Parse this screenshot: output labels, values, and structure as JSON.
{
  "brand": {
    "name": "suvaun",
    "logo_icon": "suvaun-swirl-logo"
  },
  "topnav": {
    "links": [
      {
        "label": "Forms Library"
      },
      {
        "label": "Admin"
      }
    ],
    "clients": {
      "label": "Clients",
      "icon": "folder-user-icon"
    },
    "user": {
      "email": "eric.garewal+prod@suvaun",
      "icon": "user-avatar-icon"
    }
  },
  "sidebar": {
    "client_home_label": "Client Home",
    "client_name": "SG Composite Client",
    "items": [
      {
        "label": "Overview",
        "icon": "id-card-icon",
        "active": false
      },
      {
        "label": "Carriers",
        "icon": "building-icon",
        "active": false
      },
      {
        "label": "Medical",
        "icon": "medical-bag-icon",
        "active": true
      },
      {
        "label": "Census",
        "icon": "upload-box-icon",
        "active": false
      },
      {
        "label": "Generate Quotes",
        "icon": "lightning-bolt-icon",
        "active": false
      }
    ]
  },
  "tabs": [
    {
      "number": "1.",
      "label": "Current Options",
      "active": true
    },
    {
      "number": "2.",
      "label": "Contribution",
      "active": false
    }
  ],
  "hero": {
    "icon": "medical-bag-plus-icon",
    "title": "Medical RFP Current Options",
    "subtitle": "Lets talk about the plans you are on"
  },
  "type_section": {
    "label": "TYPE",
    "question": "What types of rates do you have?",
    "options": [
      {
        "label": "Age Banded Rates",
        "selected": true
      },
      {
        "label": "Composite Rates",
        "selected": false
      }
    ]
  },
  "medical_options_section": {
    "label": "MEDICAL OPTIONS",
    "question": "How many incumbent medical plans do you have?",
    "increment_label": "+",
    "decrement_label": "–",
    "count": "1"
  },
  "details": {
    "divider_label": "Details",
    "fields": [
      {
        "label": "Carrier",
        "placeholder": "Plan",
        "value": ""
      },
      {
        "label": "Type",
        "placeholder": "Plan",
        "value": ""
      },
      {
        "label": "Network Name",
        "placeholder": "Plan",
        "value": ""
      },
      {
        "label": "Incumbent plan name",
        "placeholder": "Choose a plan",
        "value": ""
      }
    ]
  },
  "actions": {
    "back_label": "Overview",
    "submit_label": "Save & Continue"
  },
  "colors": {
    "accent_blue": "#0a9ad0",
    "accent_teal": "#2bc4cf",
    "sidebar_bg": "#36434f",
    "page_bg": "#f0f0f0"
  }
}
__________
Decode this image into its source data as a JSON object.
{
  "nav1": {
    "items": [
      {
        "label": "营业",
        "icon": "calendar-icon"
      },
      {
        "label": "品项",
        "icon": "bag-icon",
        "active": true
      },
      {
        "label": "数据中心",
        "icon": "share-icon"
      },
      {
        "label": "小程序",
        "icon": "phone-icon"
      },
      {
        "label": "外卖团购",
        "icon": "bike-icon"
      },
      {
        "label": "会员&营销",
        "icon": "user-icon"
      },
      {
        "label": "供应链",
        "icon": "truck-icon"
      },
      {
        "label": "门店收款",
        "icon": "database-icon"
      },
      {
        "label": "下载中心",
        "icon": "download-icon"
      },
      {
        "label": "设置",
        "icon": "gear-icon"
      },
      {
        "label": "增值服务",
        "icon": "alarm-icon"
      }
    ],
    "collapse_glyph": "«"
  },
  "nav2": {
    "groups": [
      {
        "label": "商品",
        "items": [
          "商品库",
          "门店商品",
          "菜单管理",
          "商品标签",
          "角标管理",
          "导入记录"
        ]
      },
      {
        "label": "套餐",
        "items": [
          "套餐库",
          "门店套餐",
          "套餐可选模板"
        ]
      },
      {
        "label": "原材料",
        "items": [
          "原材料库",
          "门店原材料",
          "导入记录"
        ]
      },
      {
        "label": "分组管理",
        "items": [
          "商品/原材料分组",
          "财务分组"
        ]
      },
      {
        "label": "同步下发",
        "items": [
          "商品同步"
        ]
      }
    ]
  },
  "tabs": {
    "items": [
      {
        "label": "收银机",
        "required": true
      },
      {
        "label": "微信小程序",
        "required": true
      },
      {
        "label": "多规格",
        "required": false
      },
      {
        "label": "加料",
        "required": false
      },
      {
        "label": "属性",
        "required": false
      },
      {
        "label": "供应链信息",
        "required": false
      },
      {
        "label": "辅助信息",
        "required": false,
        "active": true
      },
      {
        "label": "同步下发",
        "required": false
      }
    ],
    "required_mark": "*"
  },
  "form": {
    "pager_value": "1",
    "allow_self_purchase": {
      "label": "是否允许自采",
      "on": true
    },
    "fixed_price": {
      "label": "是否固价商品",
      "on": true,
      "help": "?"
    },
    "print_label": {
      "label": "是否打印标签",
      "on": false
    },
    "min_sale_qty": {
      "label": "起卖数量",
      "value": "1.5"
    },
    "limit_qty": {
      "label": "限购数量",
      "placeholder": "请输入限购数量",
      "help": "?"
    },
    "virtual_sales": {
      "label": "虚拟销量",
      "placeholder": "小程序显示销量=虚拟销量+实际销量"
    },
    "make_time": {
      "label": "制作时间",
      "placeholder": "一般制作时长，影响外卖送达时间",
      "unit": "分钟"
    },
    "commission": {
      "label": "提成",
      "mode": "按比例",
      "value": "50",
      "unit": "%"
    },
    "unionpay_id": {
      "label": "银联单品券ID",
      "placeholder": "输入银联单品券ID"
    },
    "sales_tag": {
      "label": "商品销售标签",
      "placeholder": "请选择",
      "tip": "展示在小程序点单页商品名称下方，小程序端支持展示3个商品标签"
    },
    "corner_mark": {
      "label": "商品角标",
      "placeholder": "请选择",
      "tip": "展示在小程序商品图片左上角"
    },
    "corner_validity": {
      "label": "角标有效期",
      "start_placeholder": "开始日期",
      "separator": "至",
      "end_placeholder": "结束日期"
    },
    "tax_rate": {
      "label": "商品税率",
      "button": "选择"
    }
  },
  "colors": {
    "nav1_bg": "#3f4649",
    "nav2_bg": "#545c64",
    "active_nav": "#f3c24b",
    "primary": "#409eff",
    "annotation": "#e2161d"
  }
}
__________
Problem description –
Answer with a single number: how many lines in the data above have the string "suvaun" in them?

Task response –
3